, hearts the love of God is so shed abroad, as to be unto them a seal of this blessed hope.
May the sense of that love penetrate our minds with its vivifying influence, quickening them into love to Him again. May it water our souls with its gentle dew, causing them to bring forth flowers and fruits well pleasing to God. May it constrain us with its pervading power, drawing us “with the cords of a man,” and making us in thankful obedience adorn the doctrine of God our Saviour in all things. Thus shall we, justified by faith, have peace with God through our Lord Jesus Christ.
Thus, should he visit us with troubles, will tribulation work patience, and patience experience, and experience hope : and thus will the love of God, shed abroad in our hearts, be to us indeed the seal, that our hope maketh not ashamed.
I WILL PRAY THE FATHER, AND HE SHALL GIVE YOU ANOTHER
COMFORTER, THAT HE MAY ABIDE WITH YOU FOR EVER.
There is no part of Scripture more deeply interesting, or more forcibly instructive, than that portion of St. John's gospel, which, beginning in the thirteenth, and ending with the seventeenth chapter, contains the conversation between our Saviour and his disciples in the interval between the last supper, and his agony
in the garden. On this interesting occasion, our blessed Lord, laying aside the figures and parables which he was wont to use, opened to his disciples, without reserve, the treasures of heavenly wisdom, and disclosed to them far more fully, than he had ever done before, the high mysteries of the kingdom of God. In particular, he spoke very largely of the nature and office of the third person of the Trinity, the Comforter, whom he would send to testify of himself, and to guide them into all truth.
The Apostles were dejected and alarmed at the prospect their Master exhibited to them of his own approaching death, and of the persecution to which they would be exposed. And it was to console them under this sorrow, that our Saviour dwelt upon the promised coming of the Holy Spirit, and the blessings they would enjoy as his gifts—blessings, which, he assured them, would be so great and valuable, as fully to compensate the loss they would sustain in the want of his own immediate presence on earth; and would be even more precious to them, than his guidance, his instruction, and his example.

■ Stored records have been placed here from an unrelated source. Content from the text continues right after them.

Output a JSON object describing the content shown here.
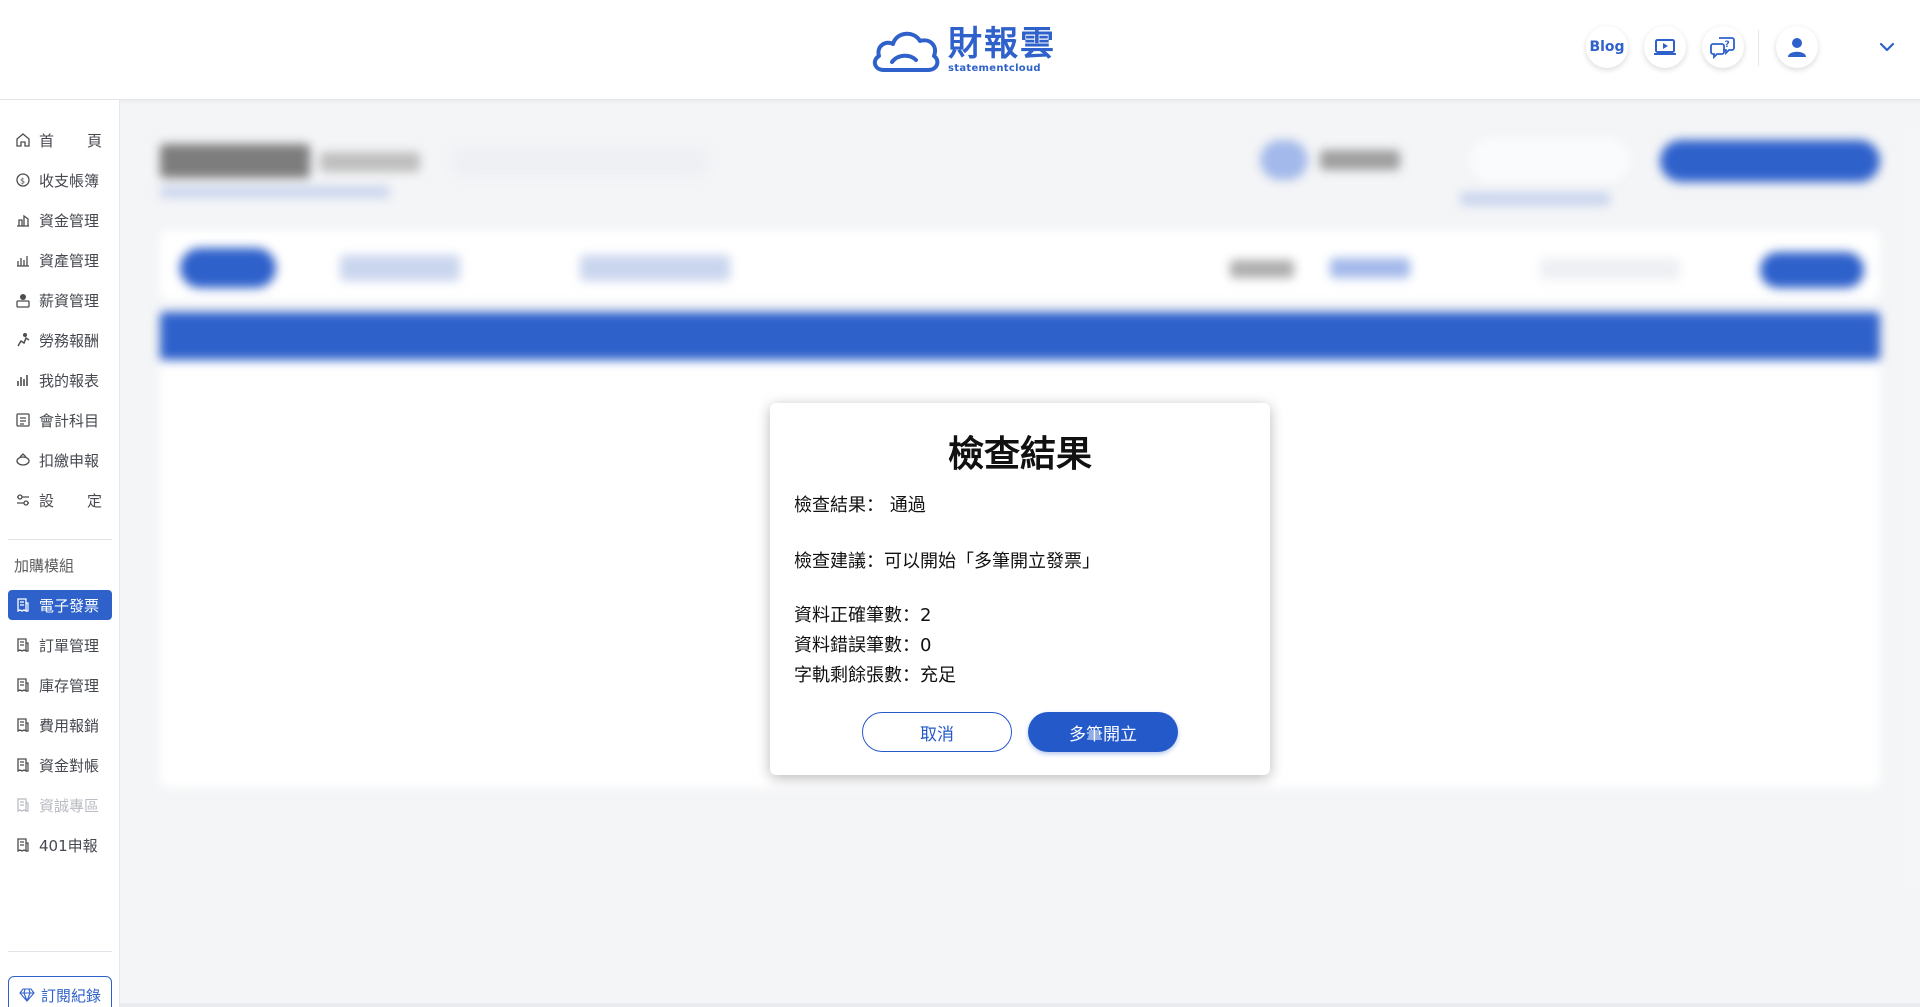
{
  "header": {
    "logo_name": "財報雲",
    "logo_sub": "statementcloud",
    "blog_label": "Blog",
    "icons": [
      "video-tutorial-icon",
      "help-chat-icon",
      "user-avatar-icon",
      "chevron-down-icon"
    ],
    "brand_color": "#2459c9"
  },
  "sidebar": {
    "main_items": [
      {
        "label": "首頁",
        "l1": "首",
        "l2": "頁",
        "icon": "home-icon"
      },
      {
        "label": "收支帳簿",
        "icon": "coin-icon"
      },
      {
        "label": "資金管理",
        "icon": "funds-icon"
      },
      {
        "label": "資產管理",
        "icon": "asset-icon"
      },
      {
        "label": "薪資管理",
        "icon": "payroll-icon"
      },
      {
        "label": "勞務報酬",
        "icon": "labor-icon"
      },
      {
        "label": "我的報表",
        "icon": "report-chart-icon"
      },
      {
        "label": "會計科目",
        "icon": "ledger-icon"
      },
      {
        "label": "扣繳申報",
        "icon": "withholding-icon"
      },
      {
        "label": "設定",
        "l1": "設",
        "l2": "定",
        "icon": "settings-sliders-icon"
      }
    ],
    "addon_heading": "加購模組",
    "addon_items": [
      {
        "label": "電子發票",
        "icon": "invoice-icon",
        "active": true
      },
      {
        "label": "訂單管理",
        "icon": "invoice-icon"
      },
      {
        "label": "庫存管理",
        "icon": "invoice-icon"
      },
      {
        "label": "費用報銷",
        "icon": "invoice-icon"
      },
      {
        "label": "資金對帳",
        "icon": "invoice-icon"
      },
      {
        "label": "資誠專區",
        "icon": "invoice-icon",
        "disabled": true
      },
      {
        "label": "401申報",
        "icon": "invoice-icon"
      }
    ],
    "subscription_label": "訂閱紀錄"
  },
  "modal": {
    "title": "檢查結果",
    "result_line": "檢查結果： 通過",
    "suggestion_line": "檢查建議：可以開始「多筆開立發票」",
    "correct_count_line": "資料正確筆數：2",
    "error_count_line": "資料錯誤筆數：0",
    "remaining_line": "字軌剩餘張數：充足",
    "cancel_label": "取消",
    "confirm_label": "多筆開立"
  }
}
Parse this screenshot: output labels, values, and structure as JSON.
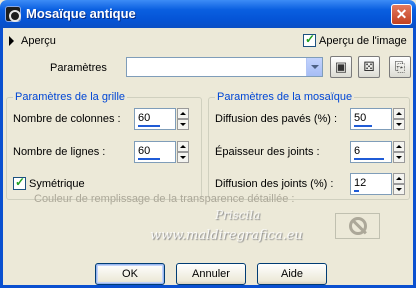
{
  "window": {
    "title": "Mosaïque antique",
    "close_glyph": "✕"
  },
  "preview": {
    "label": "Aperçu",
    "image_preview_label": "Aperçu de l'image",
    "image_preview_checked": true
  },
  "params": {
    "label": "Paramètres",
    "value": ""
  },
  "grid_group": {
    "title": "Paramètres de la grille",
    "columns_label": "Nombre de colonnes :",
    "columns_value": "60",
    "rows_label": "Nombre de lignes :",
    "rows_value": "60",
    "symmetric_label": "Symétrique",
    "symmetric_checked": true
  },
  "mosaic_group": {
    "title": "Paramètres de la mosaïque",
    "tile_diffusion_label": "Diffusion des pavés (%) :",
    "tile_diffusion_value": "50",
    "joint_thickness_label": "Épaisseur des joints :",
    "joint_thickness_value": "6",
    "joint_diffusion_label": "Diffusion des joints (%) :",
    "joint_diffusion_value": "12"
  },
  "fill": {
    "label": "Couleur de remplissage de la transparence détaillée :"
  },
  "watermark": {
    "line1": "Priscila",
    "line2": "www.maldiregrafica.eu"
  },
  "buttons": {
    "ok": "OK",
    "cancel": "Annuler",
    "help": "Aide"
  },
  "colors": {
    "title_bar": "#0554d6",
    "group_title": "#0046d5",
    "dialog_bg": "#ece9d8"
  }
}
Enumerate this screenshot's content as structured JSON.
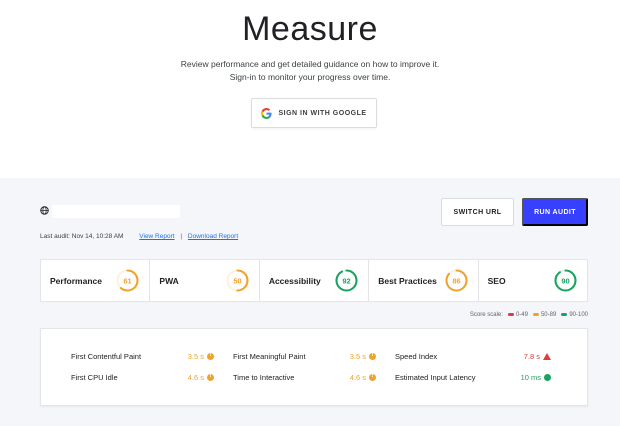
{
  "hero": {
    "title": "Measure",
    "subtitle_line1": "Review performance and get detailed guidance on how to improve it.",
    "subtitle_line2": "Sign-in to monitor your progress over time.",
    "signin_label": "SIGN IN WITH GOOGLE",
    "signin_icon": "google-g-icon"
  },
  "audit": {
    "url_icon": "globe-icon",
    "url_value": "",
    "last_audit": "Last audit: Nov 14, 10:28 AM",
    "view_report": "View Report",
    "separator": "|",
    "download_report": "Download Report",
    "switch_url": "SWITCH URL",
    "run_audit": "RUN AUDIT"
  },
  "colors": {
    "accent": "#3740ff",
    "fail": "#e0393e",
    "average": "#f0a32c",
    "pass": "#1aa260"
  },
  "scores": [
    {
      "label": "Performance",
      "value": "61",
      "status": "average",
      "fraction": 0.61
    },
    {
      "label": "PWA",
      "value": "50",
      "status": "average",
      "fraction": 0.5
    },
    {
      "label": "Accessibility",
      "value": "92",
      "status": "pass",
      "fraction": 0.92
    },
    {
      "label": "Best Practices",
      "value": "86",
      "status": "average",
      "fraction": 0.86
    },
    {
      "label": "SEO",
      "value": "90",
      "status": "pass",
      "fraction": 0.9
    }
  ],
  "scale": {
    "label": "Score scale:",
    "fail": "0-49",
    "average": "50-89",
    "pass": "90-100"
  },
  "metrics": [
    {
      "label": "First Contentful Paint",
      "value": "3.5 s",
      "status": "average"
    },
    {
      "label": "First Meaningful Paint",
      "value": "3.5 s",
      "status": "average"
    },
    {
      "label": "Speed Index",
      "value": "7.8 s",
      "status": "fail"
    },
    {
      "label": "First CPU Idle",
      "value": "4.6 s",
      "status": "average"
    },
    {
      "label": "Time to Interactive",
      "value": "4.6 s",
      "status": "average"
    },
    {
      "label": "Estimated Input Latency",
      "value": "10 ms",
      "status": "pass"
    }
  ]
}
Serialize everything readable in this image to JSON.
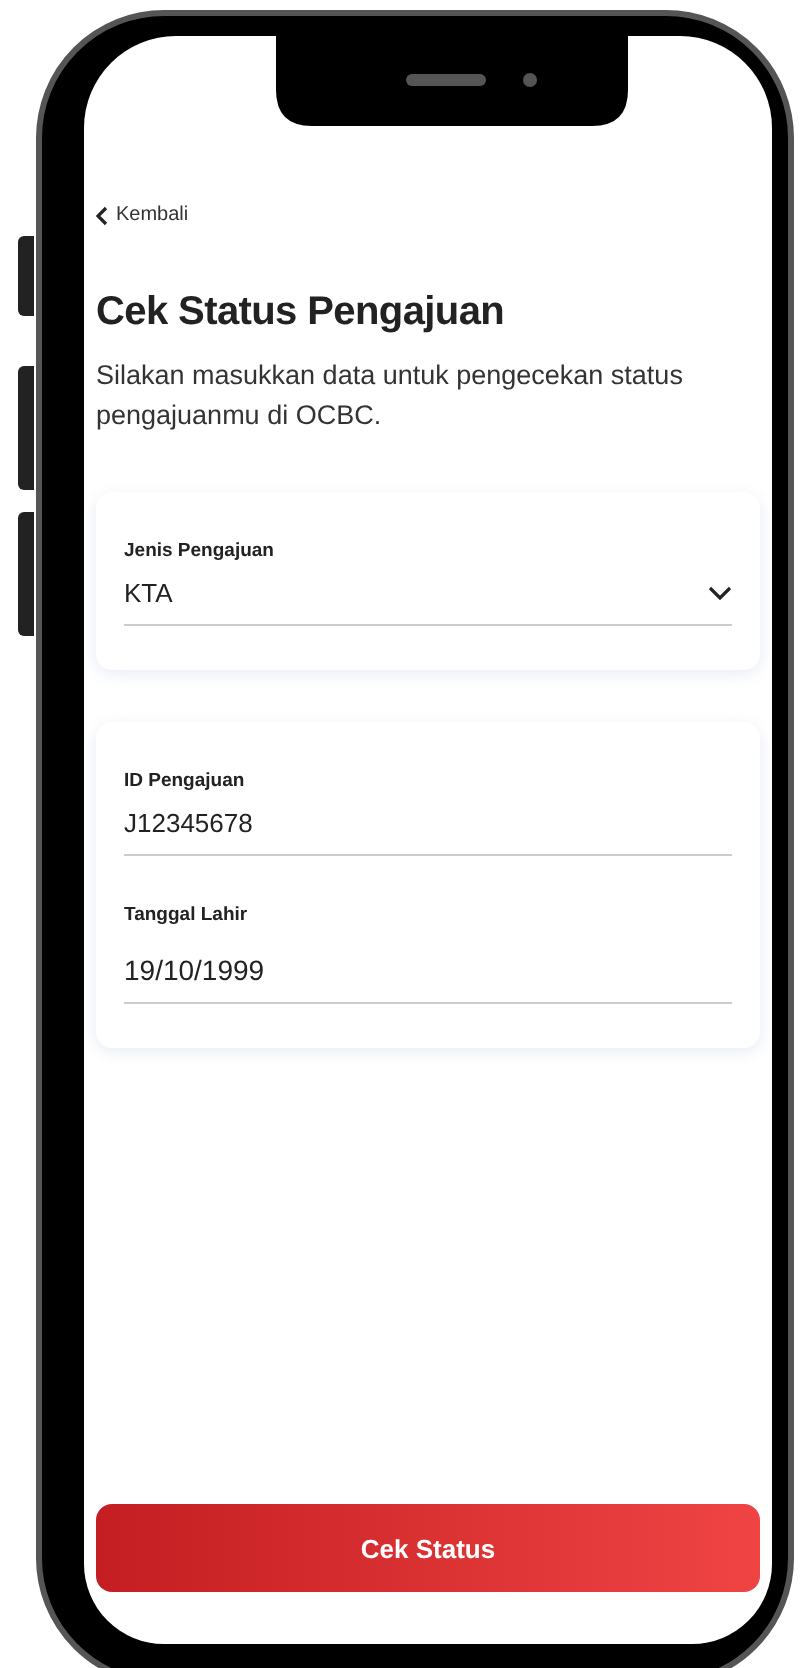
{
  "back_link": {
    "label": "Kembali"
  },
  "title": "Cek Status Pengajuan",
  "description": "Silakan masukkan data untuk pengecekan status pengajuanmu di OCBC.",
  "cards": [
    {
      "fields": [
        {
          "kind": "select",
          "label": "Jenis Pengajuan",
          "value": "KTA"
        }
      ]
    },
    {
      "fields": [
        {
          "kind": "text",
          "label": "ID Pengajuan",
          "value": "J12345678"
        },
        {
          "kind": "date",
          "label": "Tanggal Lahir",
          "value": "19/10/1999"
        }
      ]
    }
  ],
  "submit_button": {
    "label": "Cek Status"
  }
}
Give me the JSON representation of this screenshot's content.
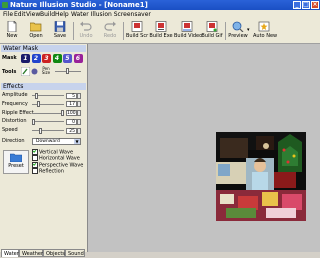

“Because I have said these things unto you, sorrow hath filled your heart ; nevertheless, I tell you the truth, it is expedient for you that I go away; for if I go not away, the Comforter will not come unto you, but if I depart, I will send him unto
And he further led them to look for the effects of this coming, in Knowledge, in Power, in Faith, in Righteousness, and in Peace 2."
After his resurrection, he repeated to the Apostles his promise of sending to them the Holy Ghost, and commanded them to remain in Jerusalem to await his coming. The promises of God do not fail; and, accordingly, the day of Pentecost brought to the assembled Apostles the accomplishment of our Saviour's words. The Holy Ghost, who was
1 John xvi. 6.
» John xiy. 26 ; xv. 13. xiv. 27 ; xvi. 33.
Acts i. 8. John xiv. 20; xv. 3. 5. 15 ;